Jack Sadowsky headlines an Iowa State linebacking corps brimming with talent

Nov 18, 2023; Ames, Iowa, USA; Texas Longhorns running back CJ Baxter (4) is tackled by Iowa State Cyclones linebacker Jack Sadowsky (33) and defensive back Myles Purchase (5) in the second half at Jack Trice Stadium. Mandatory Credit: Sara Diggins-USA TODAY Sports

 AMES — Iowa State’s Jack Sadowsky fully earned his starting linebacker spot as a true freshman last fall. 

 That’s a rarity within the Cyclones’ program — and it took the 6-2, 245-pound Batavia, Ill. native a while to feel like he fully belonged in the high-profile role.

 “When you’re going out there as a freshman, you’re not really sure if you deserve to be there, necessarily,” said Sadowsky, who joined former star Mike Rose as the only freshmen linebackers to start every game in a season for ISU since 2007. “I think the more I’m out there the more confident I become in that position and the people around me only helped me to grow and become better.”

 Sadowsky’s rookie success story included a stat line of 33 tackles and 2.5 stops for loss.
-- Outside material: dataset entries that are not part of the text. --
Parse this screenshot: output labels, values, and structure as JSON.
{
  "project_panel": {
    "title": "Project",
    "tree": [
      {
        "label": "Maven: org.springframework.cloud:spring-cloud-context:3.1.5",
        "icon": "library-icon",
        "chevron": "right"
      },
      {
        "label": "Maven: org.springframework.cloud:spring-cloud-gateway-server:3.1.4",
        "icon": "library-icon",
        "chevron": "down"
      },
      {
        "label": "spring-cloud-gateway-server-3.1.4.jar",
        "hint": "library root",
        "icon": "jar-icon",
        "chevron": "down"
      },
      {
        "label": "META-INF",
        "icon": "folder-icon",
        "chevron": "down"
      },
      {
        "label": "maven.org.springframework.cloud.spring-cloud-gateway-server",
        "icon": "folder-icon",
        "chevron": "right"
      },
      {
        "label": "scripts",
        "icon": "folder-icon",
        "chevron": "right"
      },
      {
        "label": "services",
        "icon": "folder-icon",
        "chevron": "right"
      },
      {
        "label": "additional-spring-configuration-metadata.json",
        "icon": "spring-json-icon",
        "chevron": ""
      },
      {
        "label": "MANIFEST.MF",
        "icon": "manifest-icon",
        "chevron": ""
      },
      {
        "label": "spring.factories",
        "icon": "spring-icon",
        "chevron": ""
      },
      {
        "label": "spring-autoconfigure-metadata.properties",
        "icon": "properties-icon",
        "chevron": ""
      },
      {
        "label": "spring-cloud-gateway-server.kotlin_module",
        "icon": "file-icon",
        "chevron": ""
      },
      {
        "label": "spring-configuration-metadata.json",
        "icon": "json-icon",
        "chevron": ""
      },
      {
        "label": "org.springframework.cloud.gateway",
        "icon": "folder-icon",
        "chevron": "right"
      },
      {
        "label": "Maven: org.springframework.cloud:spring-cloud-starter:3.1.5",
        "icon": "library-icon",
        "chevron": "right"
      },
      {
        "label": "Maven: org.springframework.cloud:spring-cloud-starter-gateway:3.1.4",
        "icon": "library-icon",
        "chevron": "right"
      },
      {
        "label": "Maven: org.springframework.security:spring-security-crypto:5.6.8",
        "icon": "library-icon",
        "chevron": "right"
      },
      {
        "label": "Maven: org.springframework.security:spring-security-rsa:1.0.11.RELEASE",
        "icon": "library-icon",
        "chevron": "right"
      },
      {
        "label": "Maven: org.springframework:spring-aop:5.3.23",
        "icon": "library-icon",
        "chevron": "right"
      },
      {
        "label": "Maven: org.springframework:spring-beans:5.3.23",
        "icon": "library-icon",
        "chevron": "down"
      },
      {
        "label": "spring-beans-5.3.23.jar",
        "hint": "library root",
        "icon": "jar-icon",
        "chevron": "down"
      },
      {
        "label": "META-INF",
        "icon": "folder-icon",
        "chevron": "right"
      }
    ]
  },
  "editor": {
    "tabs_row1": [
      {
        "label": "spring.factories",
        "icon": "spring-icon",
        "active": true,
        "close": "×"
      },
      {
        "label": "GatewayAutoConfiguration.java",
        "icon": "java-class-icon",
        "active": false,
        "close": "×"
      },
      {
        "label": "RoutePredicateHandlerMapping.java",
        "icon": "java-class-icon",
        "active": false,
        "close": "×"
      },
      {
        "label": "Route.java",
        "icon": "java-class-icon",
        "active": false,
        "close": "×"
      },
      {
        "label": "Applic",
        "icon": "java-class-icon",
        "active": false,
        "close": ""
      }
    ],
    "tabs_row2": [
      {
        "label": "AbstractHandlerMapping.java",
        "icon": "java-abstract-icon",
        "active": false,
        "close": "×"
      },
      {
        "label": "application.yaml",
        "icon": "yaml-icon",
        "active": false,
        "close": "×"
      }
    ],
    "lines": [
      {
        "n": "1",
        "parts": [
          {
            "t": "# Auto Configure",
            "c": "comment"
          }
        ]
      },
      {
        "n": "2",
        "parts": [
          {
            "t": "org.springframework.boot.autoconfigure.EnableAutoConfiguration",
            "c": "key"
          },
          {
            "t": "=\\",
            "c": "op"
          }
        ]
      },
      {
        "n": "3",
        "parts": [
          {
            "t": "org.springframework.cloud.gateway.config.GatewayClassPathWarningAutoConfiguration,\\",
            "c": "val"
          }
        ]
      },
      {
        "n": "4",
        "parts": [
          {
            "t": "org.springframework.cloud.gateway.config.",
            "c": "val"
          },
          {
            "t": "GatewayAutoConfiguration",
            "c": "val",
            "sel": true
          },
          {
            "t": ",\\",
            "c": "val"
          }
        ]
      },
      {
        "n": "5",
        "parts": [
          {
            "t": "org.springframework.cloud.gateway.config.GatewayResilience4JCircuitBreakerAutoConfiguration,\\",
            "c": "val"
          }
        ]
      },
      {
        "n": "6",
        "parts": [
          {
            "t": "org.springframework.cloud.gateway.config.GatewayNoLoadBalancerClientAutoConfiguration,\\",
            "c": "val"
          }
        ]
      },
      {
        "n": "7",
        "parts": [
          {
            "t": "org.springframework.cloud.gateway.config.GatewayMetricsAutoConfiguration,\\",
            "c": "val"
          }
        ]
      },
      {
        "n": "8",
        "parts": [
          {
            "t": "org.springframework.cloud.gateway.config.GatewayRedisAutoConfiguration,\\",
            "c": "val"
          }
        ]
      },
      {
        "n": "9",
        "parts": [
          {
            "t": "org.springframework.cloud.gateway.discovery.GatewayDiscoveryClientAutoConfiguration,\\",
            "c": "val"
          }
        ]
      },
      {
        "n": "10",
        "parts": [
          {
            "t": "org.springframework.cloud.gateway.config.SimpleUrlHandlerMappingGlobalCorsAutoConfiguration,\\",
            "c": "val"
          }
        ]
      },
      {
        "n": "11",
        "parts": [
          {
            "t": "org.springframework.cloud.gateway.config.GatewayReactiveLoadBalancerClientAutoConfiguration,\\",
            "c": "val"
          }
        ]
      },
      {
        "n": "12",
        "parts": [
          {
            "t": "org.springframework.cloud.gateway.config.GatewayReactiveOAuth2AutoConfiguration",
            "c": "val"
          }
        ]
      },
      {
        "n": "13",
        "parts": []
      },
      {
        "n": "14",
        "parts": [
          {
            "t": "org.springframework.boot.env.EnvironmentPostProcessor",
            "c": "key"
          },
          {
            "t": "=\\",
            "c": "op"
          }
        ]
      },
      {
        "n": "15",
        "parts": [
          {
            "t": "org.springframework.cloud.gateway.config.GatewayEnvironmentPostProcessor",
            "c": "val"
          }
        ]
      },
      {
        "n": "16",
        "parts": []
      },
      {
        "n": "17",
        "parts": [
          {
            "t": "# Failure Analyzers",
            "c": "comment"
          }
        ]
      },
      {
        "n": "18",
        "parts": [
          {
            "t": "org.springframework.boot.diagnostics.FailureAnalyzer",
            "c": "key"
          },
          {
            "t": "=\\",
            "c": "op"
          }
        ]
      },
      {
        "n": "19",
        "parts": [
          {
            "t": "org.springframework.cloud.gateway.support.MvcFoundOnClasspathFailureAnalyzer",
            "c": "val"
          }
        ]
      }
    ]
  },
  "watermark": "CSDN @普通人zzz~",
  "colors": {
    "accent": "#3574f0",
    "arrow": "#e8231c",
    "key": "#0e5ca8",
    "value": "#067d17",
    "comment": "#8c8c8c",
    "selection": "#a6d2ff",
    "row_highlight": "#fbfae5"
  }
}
He also notched a quarterback hurry for a depth-laden unit that lost Gerry Vaughn to graduation and Carson Willich to a torn ACL this spring, but returns several players with valuable playing experience.

 “Jack is a special kid just because he loves football,” Campbell said in advance of Saturday’s 11 a.m. spring game at Jack Trice Stadium. “He works really hard at his craft and I think that’s probably the (area) Jack stood out so much from him doing mid-year as a high school senior to, really, the reps that he got last year.”

 But several of Sadowsky’s teammates are making striking progress as well under first-year linebackers coach Colby Kratch. Former walk-on Caleb Bacon came off the bench to total 60 tackles last season, along with three sacks. He also had eight quarterback hurries, two pass breakups and a forced fumble — so who precisely starts this season for the Cyclones at linebacker could remain fluid well into the fall.

 “In my opinion, maybe since Mike Rose has been here, (Bacon’s) the most talented linebacker that we’ve had,” Campbell said.

 And he’s far from alone in terms of being a head-turner in the room. 

 “I would tell you probably the most impressive spring right now would be Kooper Ebel,” Campbell added. “(He’s) been nothing short of exceptional this spring, so I think that part’s exciting because I think what Jack has done and how he did it has probably kind of laid the groundwork for the excitement that’s really surrounding this linebackers room.”

 So consider Sadowsky a headliner of sorts, but he’ll likely share top billing with several others, including experienced players such as Will McLaughlin and Zach Lovett, as well as skilled true freshman Cael Brezina.

 “You’re talking about a lot of guys that we feel like, from top to bottom, the competition’s gonna be hot and heavy going into fall camp,” Campbell said. “Who (are the) starters? Who’s playing in significant minutes? I think that room’s got a chance to really take a huge step forward from where we were a year ago.”

 That stern competition, of course, is welcomed by Sadowksy and everyone else in the linebacking corps vying for the most snaps.

 “Jack plays really, really fast,” Kratch said. “Really smart kid. He’s a great leader and I think he’s improved every practice and he’s still really young.”

 The same could be said for several of the most highly-touted linebackers for ISU. They’ve taken to Kratch in his first season after replacing longtime Campbell assistant, Tyson Veidt, who left the program to become Cincinnati’s defensive coordinator.

 “(Veidt’s) coached a lot of really good ones, so getting to spend every day working hand and hand with him before leaving for North Texas was huge for me,” said Kratch, who learned under Veidt during previous stops at ISU and Toledo.

 Sadwosky and his fellow linebackers’ growing confidence is also big for the Cyclones, who seek to help the team forge a winning season for the seventh time in the past eight years.

 “I think that everyone in the room has something to prove this year,” Sadowsky said.